START MATERIAL TO PROCESS

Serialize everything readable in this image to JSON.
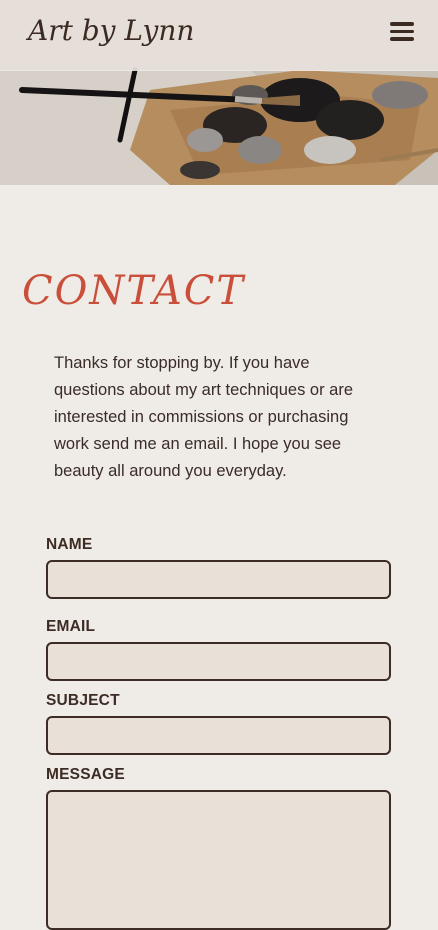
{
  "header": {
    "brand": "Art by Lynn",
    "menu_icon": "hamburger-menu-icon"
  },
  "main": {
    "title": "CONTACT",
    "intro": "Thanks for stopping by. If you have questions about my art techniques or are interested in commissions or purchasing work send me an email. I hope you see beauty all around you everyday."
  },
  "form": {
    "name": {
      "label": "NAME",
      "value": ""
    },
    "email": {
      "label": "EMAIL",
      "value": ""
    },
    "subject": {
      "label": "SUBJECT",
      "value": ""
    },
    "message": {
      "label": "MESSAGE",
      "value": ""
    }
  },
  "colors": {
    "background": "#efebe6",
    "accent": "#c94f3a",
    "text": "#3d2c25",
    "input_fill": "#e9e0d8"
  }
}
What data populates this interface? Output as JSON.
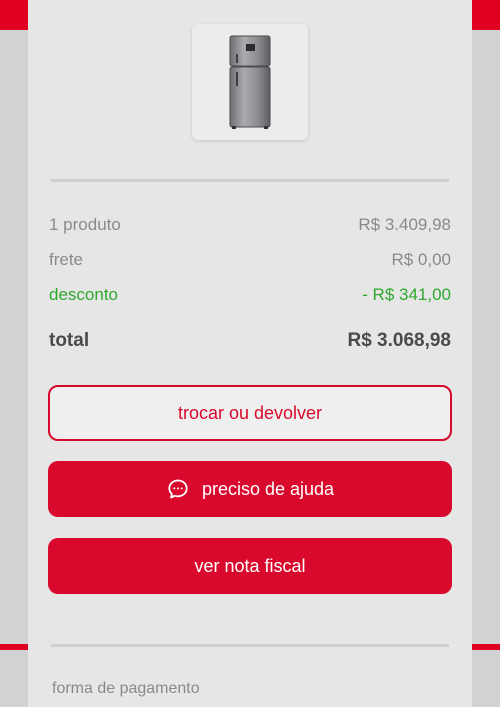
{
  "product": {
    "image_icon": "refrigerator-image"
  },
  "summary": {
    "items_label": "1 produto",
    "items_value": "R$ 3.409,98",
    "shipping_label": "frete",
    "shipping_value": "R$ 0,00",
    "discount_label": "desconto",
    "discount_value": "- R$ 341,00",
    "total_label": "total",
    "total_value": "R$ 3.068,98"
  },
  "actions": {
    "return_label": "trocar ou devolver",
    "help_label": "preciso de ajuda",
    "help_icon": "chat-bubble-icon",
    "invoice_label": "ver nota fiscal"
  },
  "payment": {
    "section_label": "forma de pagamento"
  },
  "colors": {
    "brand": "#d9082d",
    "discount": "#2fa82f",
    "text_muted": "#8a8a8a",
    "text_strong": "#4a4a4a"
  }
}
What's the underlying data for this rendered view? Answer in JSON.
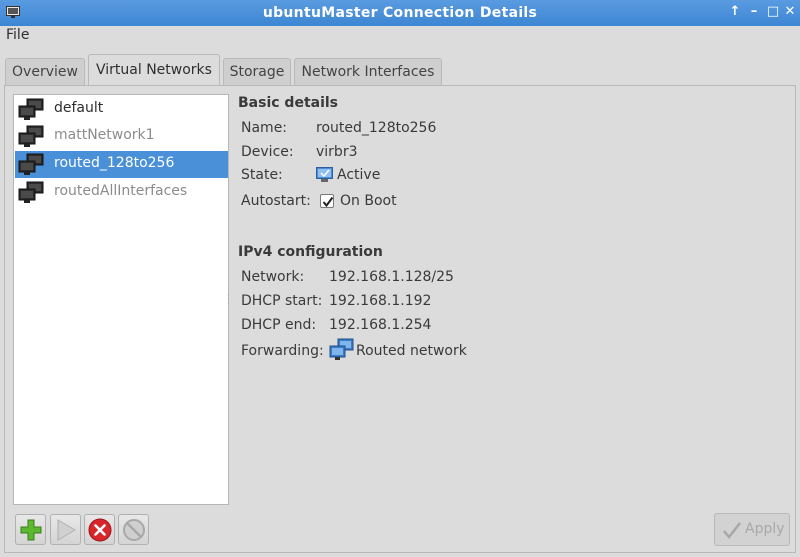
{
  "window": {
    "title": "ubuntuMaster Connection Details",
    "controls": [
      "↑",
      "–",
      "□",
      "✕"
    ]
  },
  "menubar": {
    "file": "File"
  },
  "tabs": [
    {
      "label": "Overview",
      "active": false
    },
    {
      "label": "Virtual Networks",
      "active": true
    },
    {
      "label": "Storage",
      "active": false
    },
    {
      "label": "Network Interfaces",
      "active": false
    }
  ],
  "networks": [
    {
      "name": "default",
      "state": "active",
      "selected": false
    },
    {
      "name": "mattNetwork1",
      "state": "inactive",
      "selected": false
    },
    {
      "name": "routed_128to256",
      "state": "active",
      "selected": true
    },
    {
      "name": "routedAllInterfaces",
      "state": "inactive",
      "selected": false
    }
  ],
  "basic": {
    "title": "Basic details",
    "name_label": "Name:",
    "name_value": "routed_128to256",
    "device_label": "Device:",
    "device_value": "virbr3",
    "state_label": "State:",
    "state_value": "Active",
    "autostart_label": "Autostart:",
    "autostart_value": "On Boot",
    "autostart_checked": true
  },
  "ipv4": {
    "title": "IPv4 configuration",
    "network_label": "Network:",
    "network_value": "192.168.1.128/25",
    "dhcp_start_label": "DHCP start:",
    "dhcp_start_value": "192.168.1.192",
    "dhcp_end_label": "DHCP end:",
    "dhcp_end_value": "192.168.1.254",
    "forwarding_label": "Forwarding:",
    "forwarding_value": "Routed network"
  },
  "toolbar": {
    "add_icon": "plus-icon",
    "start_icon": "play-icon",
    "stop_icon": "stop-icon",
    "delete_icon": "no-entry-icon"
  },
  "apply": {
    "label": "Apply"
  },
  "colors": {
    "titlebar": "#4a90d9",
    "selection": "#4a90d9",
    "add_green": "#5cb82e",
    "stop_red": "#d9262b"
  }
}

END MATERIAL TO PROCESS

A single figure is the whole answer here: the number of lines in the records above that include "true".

- **OUTPUT OF THE TASK**:
3